Why do living trees become the adored centerpieces of our holiday decor each season? The tradition dates back to medieval Germany and northern France, where plays recounting the creation of the world were a popular mid-winter tradition. In every production, performed on the 24th of December, there was a tree on stage decorated with apples and ribbons, which symbolised the tree of life in the Garden of Eden. It was Queen Victoria who made Christmas trees fashionable in Britain after her German husband, Prince Albert, decorated his own at Windsor Castle in 1841.
‘Twinkle, Twinkle, Candle Bright, Burning on this Special Night’
Also known as the “Festival of Lights,” Hanukkah, like Christmas, is celebrated during the darkest days of the year and incorporates light for both religious and seasonal reasons. The candle-lighting holiday is a warm, cozy ritual to celebrate the miracle that occurred when the Maccabees (a clan of Jewish freedom fighters) reclaimed the Holy Temple. Upon reclaiming the Temple, the fighters found only enough oil to light a lantern—by which to read the Torah—for one day, yet the lantern blazed for eight full days.
‘Deck The Halls With Boughs of Holly’
Decorating the home with evergreens like holly, mistletoe, and fir trees is linked to pagan observances of the solstice. For early pagans, these plants were seen to have magical properties because they did not lose their leaves in winter—they remained evergreen—thus symbolizing hope for the coming spring. Greenery was also brought inside homes to brighten them up in the bleak season. And those popular Christmas wreaths?

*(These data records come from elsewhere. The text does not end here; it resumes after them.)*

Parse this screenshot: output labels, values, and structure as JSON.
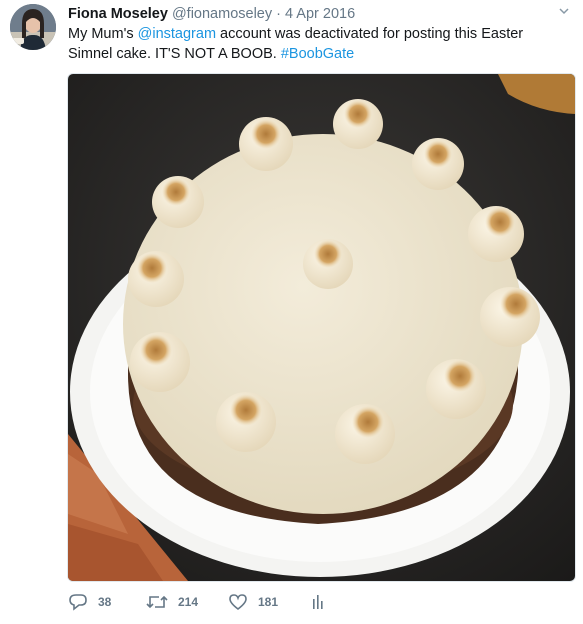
{
  "tweet": {
    "author_name": "Fiona Moseley",
    "handle": "@fionamoseley",
    "separator": "·",
    "date": "4 Apr 2016",
    "text_part1": "My Mum's ",
    "mention": "@instagram",
    "text_part2": " account was deactivated for posting this Easter Simnel cake. IT'S NOT A BOOB. ",
    "hashtag": "#BoobGate",
    "link_color": "#1b95e0"
  },
  "actions": {
    "replies": "38",
    "retweets": "214",
    "likes": "181"
  },
  "icons": {
    "reply": "reply-icon",
    "retweet": "retweet-icon",
    "like": "heart-icon",
    "analytics": "analytics-icon",
    "more": "chevron-down-icon"
  }
}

Beyond being a hopeful sign of warmer days to come, the green foliage symbolizes everlasting love while the circular shape represents the never-ending cycle of God.
‘Hang Them By The Chimney With Care’
History suggests that hanging stockings by the fireplace actually has roots in a story about Father Christmas, who began as Saint Nicholas, a bishop of Myra (in modern-day Turkey). A generous man, Saint Nicholas was noted for his kindness to children, upon whom he bestowed gifts having first established their good behavior during the preceding year. He was also a shy man who was happier imparting charity anonymously. It is said that he once climbed the roof of a house to drop a purse of money down the chimney, and can you guess where it landed? In a stocking hung in the fireplace to dry.
‘Strings of Street Lights, Even Stop Lights, Blink a Bright Red and Green’
Outdoor Christmas light displays evolved from decorating the traditional Christmas tree and house with candles during the Christmas season. The tradition of lighting the tree with small candles dates back to the 17th century and originated in Germany before spreading to Eastern Europe. The small candles were attached to the tree branches with pins or melted wax (surely this wasn’t the safest custom). During the 1880 Christmas season, Thomas Edison introduced the first outdoor electric Christmas light display to the world. He displayed the lights outside of his laboratory compound, which sat near a railway where many people could see it each night.